Segment Start: INPUT DATA

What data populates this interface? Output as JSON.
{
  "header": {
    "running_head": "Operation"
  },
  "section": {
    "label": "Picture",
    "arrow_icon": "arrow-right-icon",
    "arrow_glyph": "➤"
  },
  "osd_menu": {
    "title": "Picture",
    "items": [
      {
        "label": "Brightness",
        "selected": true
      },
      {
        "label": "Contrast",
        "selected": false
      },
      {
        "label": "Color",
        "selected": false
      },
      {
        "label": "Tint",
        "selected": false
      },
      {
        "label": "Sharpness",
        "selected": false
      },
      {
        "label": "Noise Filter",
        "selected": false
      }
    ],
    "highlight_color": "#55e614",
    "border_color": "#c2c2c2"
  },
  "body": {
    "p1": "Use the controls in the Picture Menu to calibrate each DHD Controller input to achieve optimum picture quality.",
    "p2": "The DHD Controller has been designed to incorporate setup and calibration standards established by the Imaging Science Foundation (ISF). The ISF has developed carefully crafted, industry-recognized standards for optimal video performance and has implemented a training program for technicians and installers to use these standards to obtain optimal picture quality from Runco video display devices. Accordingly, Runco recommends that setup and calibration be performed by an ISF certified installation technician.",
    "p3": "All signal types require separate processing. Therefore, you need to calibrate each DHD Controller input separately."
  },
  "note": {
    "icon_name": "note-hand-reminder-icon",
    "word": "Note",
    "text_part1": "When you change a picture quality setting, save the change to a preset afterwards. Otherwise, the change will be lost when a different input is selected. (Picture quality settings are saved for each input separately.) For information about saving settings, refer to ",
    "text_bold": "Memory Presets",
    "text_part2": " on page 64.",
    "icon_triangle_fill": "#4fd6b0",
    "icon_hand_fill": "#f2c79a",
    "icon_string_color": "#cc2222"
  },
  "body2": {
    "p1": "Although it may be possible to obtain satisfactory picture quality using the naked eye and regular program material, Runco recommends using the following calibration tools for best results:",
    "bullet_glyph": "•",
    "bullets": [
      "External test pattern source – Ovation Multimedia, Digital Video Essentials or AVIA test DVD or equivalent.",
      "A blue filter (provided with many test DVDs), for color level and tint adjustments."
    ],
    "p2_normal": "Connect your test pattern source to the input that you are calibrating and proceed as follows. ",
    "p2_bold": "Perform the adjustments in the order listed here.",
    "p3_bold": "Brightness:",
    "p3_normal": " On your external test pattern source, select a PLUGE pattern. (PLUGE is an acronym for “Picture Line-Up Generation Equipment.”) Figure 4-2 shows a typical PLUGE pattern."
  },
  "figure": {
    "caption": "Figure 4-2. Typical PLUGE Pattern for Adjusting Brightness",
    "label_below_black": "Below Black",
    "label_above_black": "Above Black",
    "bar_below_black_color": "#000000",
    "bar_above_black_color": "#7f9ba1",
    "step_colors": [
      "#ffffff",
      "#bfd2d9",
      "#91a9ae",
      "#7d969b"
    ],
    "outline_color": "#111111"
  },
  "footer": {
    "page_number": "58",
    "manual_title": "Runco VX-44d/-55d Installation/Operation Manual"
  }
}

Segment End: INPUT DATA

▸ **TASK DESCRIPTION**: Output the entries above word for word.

▸ **EXERCISE RESULT**:
What data populates this interface? Output as JSON.
{
  "header": {
    "running_head": "Operation"
  },
  "section": {
    "label": "Picture",
    "arrow_icon": "arrow-right-icon",
    "arrow_glyph": "➤"
  },
  "osd_menu": {
    "title": "Picture",
    "items": [
      {
        "label": "Brightness",
        "selected": true
      },
      {
        "label": "Contrast",
        "selected": false
      },
      {
        "label": "Color",
        "selected": false
      },
      {
        "label": "Tint",
        "selected": false
      },
      {
        "label": "Sharpness",
        "selected": false
      },
      {
        "label": "Noise Filter",
        "selected": false
      }
    ],
    "highlight_color": "#55e614",
    "border_color": "#c2c2c2"
  },
  "body": {
    "p1": "Use the controls in the Picture Menu to calibrate each DHD Controller input to achieve optimum picture quality.",
    "p2": "The DHD Controller has been designed to incorporate setup and calibration standards established by the Imaging Science Foundation (ISF). The ISF has developed carefully crafted, industry-recognized standards for optimal video performance and has implemented a training program for technicians and installers to use these standards to obtain optimal picture quality from Runco video display devices. Accordingly, Runco recommends that setup and calibration be performed by an ISF certified installation technician.",
    "p3": "All signal types require separate processing. Therefore, you need to calibrate each DHD Controller input separately."
  },
  "note": {
    "icon_name": "note-hand-reminder-icon",
    "word": "Note",
    "text_part1": "When you change a picture quality setting, save the change to a preset afterwards. Otherwise, the change will be lost when a different input is selected. (Picture quality settings are saved for each input separately.) For information about saving settings, refer to ",
    "text_bold": "Memory Presets",
    "text_part2": " on page 64.",
    "icon_triangle_fill": "#4fd6b0",
    "icon_hand_fill": "#f2c79a",
    "icon_string_color": "#cc2222"
  },
  "body2": {
    "p1": "Although it may be possible to obtain satisfactory picture quality using the naked eye and regular program material, Runco recommends using the following calibration tools for best results:",
    "bullet_glyph": "•",
    "bullets": [
      "External test pattern source – Ovation Multimedia, Digital Video Essentials or AVIA test DVD or equivalent.",
      "A blue filter (provided with many test DVDs), for color level and tint adjustments."
    ],
    "p2_normal": "Connect your test pattern source to the input that you are calibrating and proceed as follows. ",
    "p2_bold": "Perform the adjustments in the order listed here.",
    "p3_bold": "Brightness:",
    "p3_normal": " On your external test pattern source, select a PLUGE pattern. (PLUGE is an acronym for “Picture Line-Up Generation Equipment.”) Figure 4-2 shows a typical PLUGE pattern."
  },
  "figure": {
    "caption": "Figure 4-2. Typical PLUGE Pattern for Adjusting Brightness",
    "label_below_black": "Below Black",
    "label_above_black": "Above Black",
    "bar_below_black_color": "#000000",
    "bar_above_black_color": "#7f9ba1",
    "step_colors": [
      "#ffffff",
      "#bfd2d9",
      "#91a9ae",
      "#7d969b"
    ],
    "outline_color": "#111111"
  },
  "footer": {
    "page_number": "58",
    "manual_title": "Runco VX-44d/-55d Installation/Operation Manual"
  }
}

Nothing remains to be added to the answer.